Readability, if you didn’t know, is a service that reformats web articles so they’re easy to read. If you’ve ever been confronted by a great article set in justified Times New Roman, you’ll appreciate what a godsend it is.
Better still, it can send articles to your Kindle. No matter how well you format text on a screen, it’s always easier to read from a Kindle. If you read a lot of stuff on the web it’ll change the whole experience.
So from a reader’s point of view Readability is wonderful. But if you’re a publisher, things are murkier.
Making things readable and getting paid
Until June 2012 Readability ran a subscription service (egregious is surely online word of the year). All well and good, you might think. After all, it’s worth paying for something that improves your online experience so much.
But Readability purported to do something more. Every time an article was sent to the service for reformating Readability would set aside a small fee for the article publisher. The idea was that readers would pay publishers for the content they received – the holy grail of web publishing.
Again, you might think this was OK. Writers need paying, just like everyone else. But the business model logic was seriously flawed:
- Publishers didn’t opt in to the scheme so Readability ended up collecting lots of fees that went unclaimed. The fact that the unclaimed fees went to charity doesn’t make the idea any less bonkers.
- Readability stores a copy of the reformated article on its servers without the publisher’s permission. This is normally called content scraping.
- Perhaps most oddly, the scheme encouraged poor design. If I signed up as a publisher and placed the Read now button on my blog it wouldn’t have been in my financial interests to format posts properly.
Online contracts should be transparent

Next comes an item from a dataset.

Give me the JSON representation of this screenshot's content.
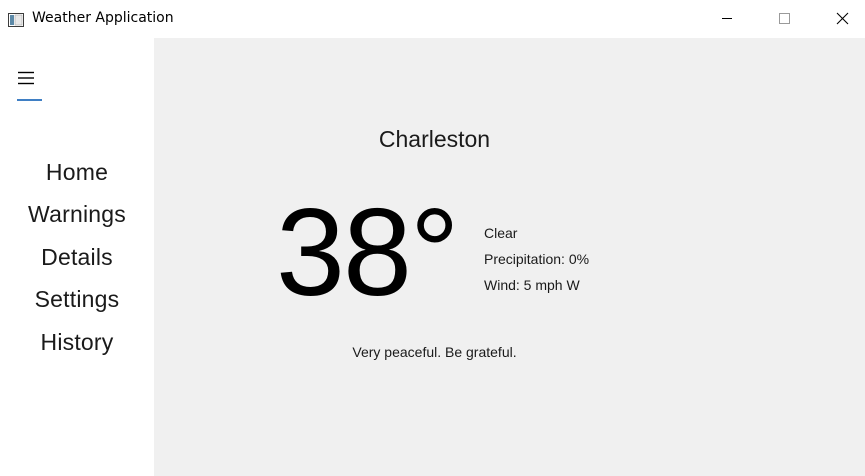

What I think the Readability story tells us is that if you want to charge for something you should just charge for it. Readability is a first class service that I’d happily pay for.
Making payment something more ‘noble’ than a simple exchange of money in return for a service is ultimately misleading.
If you’re a publisher charge for your content. If you provide a reformating service charge for a reformating service. Be like Flickr, not Facebook.